The highlight of the caves wasn’t the formations, though, but the glow worms. Glow worms really aren’t worms, they’re fly larva, but as the tour guide pointed out, “glow maggot”just doesn’t have the same marketing appeal. I took some pictures of them, too, although they look more like sensor noise than glowing worms!

The glow worms were quite impressive in person, especially once you let your eyes adjust to the darkness. There was one part of the cave where we were all asked to turn off our cameras so it would get really dark, and they popped out like stars in a planetarium.

After the cave we retraced our steps most of the way and then headed out to Lake Taupo, where the AirBnB we’re staying at for the next two nights is. We were met by Linda, our host, and her dog Jacky, a little Jack Russell terrier. We had a lovely cup of tea and some fresh-baked lemon bread and a nice conversation. 

Tomorrow we head off to Rotorua and to some of the local Maori sites.

Wellington to Wanganui…

This morning we slept late — I had night terrors and snored, which woke Meg up, who woke me up and chewed me out and asked me to stay awake, which I couldn’t do — followed by breakfast with the other guest, Alan, at George Fox House.

We then went next door to the Quaker Meetinghouse, built in the 1930’s, and had a lovely meeting for worship with twenty-five members and attenders from around Wellington. Meeting was completely silent, but otherwise the structure was what you’d expect, except that at the rise of meeting, before announcements (which they call “notices” there was a call for “almost ministry”, an opportunity for anyone to speak who had ministry forming but hadn’t had it crystallize yet. I’m not sure how I feel about the practice — I know that Santa Cruz meeting has experimented with something similar, which they called “Afterthoughts” when we were there.

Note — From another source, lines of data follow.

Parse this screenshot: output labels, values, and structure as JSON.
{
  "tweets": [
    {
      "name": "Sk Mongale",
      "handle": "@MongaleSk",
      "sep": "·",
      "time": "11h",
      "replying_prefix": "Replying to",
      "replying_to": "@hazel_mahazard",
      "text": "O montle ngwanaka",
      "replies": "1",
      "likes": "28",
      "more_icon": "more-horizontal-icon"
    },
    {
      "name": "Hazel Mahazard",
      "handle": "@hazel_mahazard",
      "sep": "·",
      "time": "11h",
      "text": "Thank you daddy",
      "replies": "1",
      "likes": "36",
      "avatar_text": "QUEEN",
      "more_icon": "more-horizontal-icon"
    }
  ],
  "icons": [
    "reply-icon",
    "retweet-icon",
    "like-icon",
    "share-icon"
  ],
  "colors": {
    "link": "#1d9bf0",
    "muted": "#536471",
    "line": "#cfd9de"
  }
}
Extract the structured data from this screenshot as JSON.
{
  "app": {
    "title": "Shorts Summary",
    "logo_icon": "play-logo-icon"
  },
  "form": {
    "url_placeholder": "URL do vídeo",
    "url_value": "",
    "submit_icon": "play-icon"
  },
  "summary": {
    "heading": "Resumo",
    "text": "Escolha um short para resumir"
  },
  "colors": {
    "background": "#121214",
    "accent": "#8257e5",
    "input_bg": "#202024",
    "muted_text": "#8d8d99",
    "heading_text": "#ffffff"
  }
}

After the rise of meeting, we partook in a lovely prepared lunch potluck — just what they were doing, nothing special for us — and had lively conversation with a number of the Friends there before loading up and heading out.

We stopped about two and a half hours later in Palmerston North, where we had homemade cake with Liz, the sister of Janet, who’s watching our dog and is a regular attended at our meeting. Liz was a very gracious host, and we had a lovely conversation about a lot of things, including New Zealand politics and places to see on the North Island.

Then we headed to The Quaker Settlement, an intentional community of Quakers where we were going to spend the night. We got here around 6:30, just in time for a shared meal we didn’t know about, so we didn’t even have to go out to find food — we sat down and talked with a number of students on retreat here from Earlham School of Religion over dinner and chocolate zucchini cake.

After dinner, we got a tour of the twenty acres — a lot of it is being recovered, having originally been a Quaker school and operating farm until 1975. The folks living here are working to recover the land, which is mostly sandy soil dunes, with a combination of existing (mostly invasive) species and native species. They take a hybrid approach to the project, creating micro habitats for animals where there were none before. It’s really an excellent example of stewardship and recovering the land for future generations.

Tomorrow morning we’ll have breakfast and then join them in their morning worship before continuing on our way.